Multicolored Asian lady beetles overwinter as adults and lay their eggs on plants in spring. Both the adults and larvae are beneficial, because they eat aphids. In Minnesota, these beetles are especially common in soybeans, helping to control soybean aphids. At the end of the summer, as aphid numbers decline, the lady beetles look for new food sources, and will eat most types of fruit that ripen in late August and September. Like picnic beetles, multicolored Asian lady beetles prefer overripe fruit or fruit that has previously been damaged by birds and other insects. There are two generations per year.

Corn rootworm beetles overwinter as eggs that female beetles lay in late summer and early fall. In the spring, the grubs hatch and start feeding on corn roots. In July, the adult beetles emerge and continue to feed on different parts of the corn plant. In late August, the beetles start moving, and will often find other food sources, including fall-bearing raspberries. By mid-September, the beetles start to die. Raspberries that ripen in the second half of September are more likely to escape damage from corn rootworm beetles than raspberries that ripen at the end of August. There is one generation per year.

Yellowjackets are social insects that construct nests made from papery materials. Their nests are located in a variety of locations, including in the ground, on trees and shrubs, and on or in buildings. Through most of the summer, yellowjackets capture insects to feed to their young. By the end of the summer, when young are no longer are being produced, yellowjackets are more interested in sources of carbohydrates and are attracted to berries and other fruit. Once freezing temperatures arrive in the fall, the workers and the old queen die.
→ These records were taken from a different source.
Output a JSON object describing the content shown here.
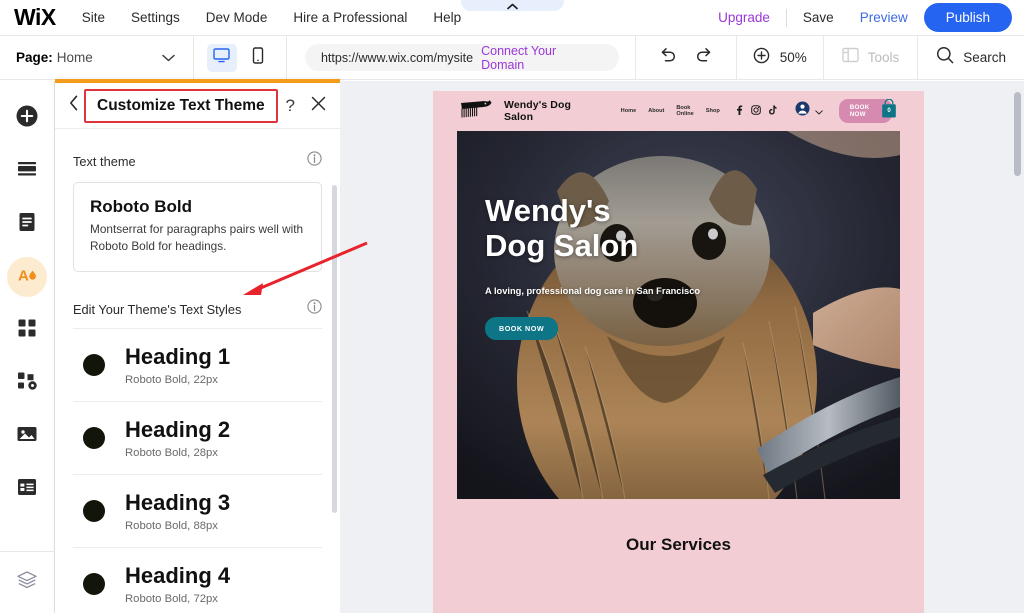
{
  "topbar": {
    "logo": "WiX",
    "menu": [
      "Site",
      "Settings",
      "Dev Mode",
      "Hire a Professional",
      "Help"
    ],
    "upgrade": "Upgrade",
    "save": "Save",
    "preview": "Preview",
    "publish": "Publish",
    "collapse_icon": "chevron-up-icon"
  },
  "toolbar": {
    "page_label": "Page:",
    "page_value": "Home",
    "page_chevron": "chevron-down-icon",
    "device_desktop": "desktop-icon",
    "device_mobile": "mobile-icon",
    "url": "https://www.wix.com/mysite",
    "connect_domain": "Connect Your Domain",
    "undo": "undo-icon",
    "redo": "redo-icon",
    "zoom_icon": "zoom-in-icon",
    "zoom_value": "50%",
    "tools_icon": "panels-icon",
    "tools_label": "Tools",
    "search_icon": "search-icon",
    "search_label": "Search"
  },
  "rail": {
    "items": [
      {
        "name": "add-elements",
        "icon": "plus-circle-icon",
        "active": false
      },
      {
        "name": "add-section",
        "icon": "sections-icon",
        "active": false
      },
      {
        "name": "pages-menu",
        "icon": "pages-icon",
        "active": false
      },
      {
        "name": "site-design",
        "icon": "theme-droplet-icon",
        "active": true
      },
      {
        "name": "app-market",
        "icon": "apps-grid-icon",
        "active": false
      },
      {
        "name": "my-business",
        "icon": "add-ons-icon",
        "active": false
      },
      {
        "name": "media",
        "icon": "image-icon",
        "active": false
      },
      {
        "name": "content-manager",
        "icon": "table-icon",
        "active": false
      }
    ],
    "bottom": {
      "name": "layers",
      "icon": "layers-icon"
    }
  },
  "panel": {
    "back_icon": "chevron-left-icon",
    "title": "Customize Text Theme",
    "help_icon": "question-mark-icon",
    "close_icon": "close-x-icon",
    "text_theme_label": "Text theme",
    "text_theme_info": "info-icon",
    "theme_card": {
      "name": "Roboto Bold",
      "description": "Montserrat for paragraphs pairs well with Roboto Bold for headings."
    },
    "styles_label": "Edit Your Theme's Text Styles",
    "styles_info": "info-icon",
    "styles": [
      {
        "name": "Heading 1",
        "meta": "Roboto Bold, 22px",
        "swatch": "#121509"
      },
      {
        "name": "Heading 2",
        "meta": "Roboto Bold, 28px",
        "swatch": "#121509"
      },
      {
        "name": "Heading 3",
        "meta": "Roboto Bold, 88px",
        "swatch": "#121509"
      },
      {
        "name": "Heading 4",
        "meta": "Roboto Bold, 72px",
        "swatch": "#121509"
      }
    ]
  },
  "site": {
    "brand": "Wendy's Dog Salon",
    "logo_icon": "dog-logo-icon",
    "nav": [
      "Home",
      "About",
      "Book Online",
      "Shop"
    ],
    "social": [
      "facebook-icon",
      "instagram-icon",
      "tiktok-icon"
    ],
    "account_icon": "account-avatar-icon",
    "account_chevron": "chevron-down-icon",
    "book_now": "BOOK NOW",
    "cart_icon": "shopping-bag-icon",
    "cart_count": "0",
    "hero_line1": "Wendy's",
    "hero_line2": "Dog Salon",
    "hero_subtitle": "A loving, professional dog care in San Francisco",
    "hero_button": "BOOK NOW",
    "services_title": "Our Services"
  },
  "colors": {
    "brand_blue": "#2564f0",
    "upgrade_purple": "#9b37d9",
    "accent_orange": "#f59b1b",
    "annotation_red": "#e0343c",
    "site_pink": "#f2ced4",
    "book_pink": "#d68ab0",
    "cart_teal": "#0d7585"
  }
}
Management

The best management for sap beetles, multicolored Asian ladybeetles, and yellowjackets is to pick raspberries regularly. They are primarily attracted to overripe fruit, and are less likely to be attracted to a raspberry patch that has been picked clean. Insecticide sprays are not recommended for sap beetles, because the beetles are often hidden underneath the raspberry fruit and are protected from sprays. Baited traps can reduce the number of sap beetles in some cases, but will not destroy all the beetles in a raspberry patch. Common traps consist of a container of fermenting plant juices and vinegar. One common trap contains overripe bananas and vinegar. Other people use stale beer or molasses and water with yeast. Place the traps just outside the raspberry patch.

If corn rootworm beetles or multicolored Asian lady beetles are especially common, the plants may have to be protected with an insecticide in order to save the first one or two pickings of the fall raspberry crop. Treating plants to protect against yellowjackets is not effective or practical. When spraying ripe raspberries, be very careful to observe the preharvest interval, i.e. the number of days after the spray before you can harvest. Be sure to check the label of the product you intend to use in order to make sure that it is labeled for raspberries and to verify the preharvest interval. Insecticides that can be effective against beetles include malathion, carbaryl and bifenthrin.

Treat yellowjacket nests when they can be found (see Wasp and Bee Control for specific recommendations). However, yellowjackets can fly several hundred yards when searching for food and their nest may not be on the same property as the garden.


« Previous: Winter injury | Raspberry IPM home | Next: Spotted wing Drosophila »

  • © 2014 Regents of the University of Minnesota. All rights reserved.
  • The University of Minnesota is an equal opportunity educator and employer. Privacy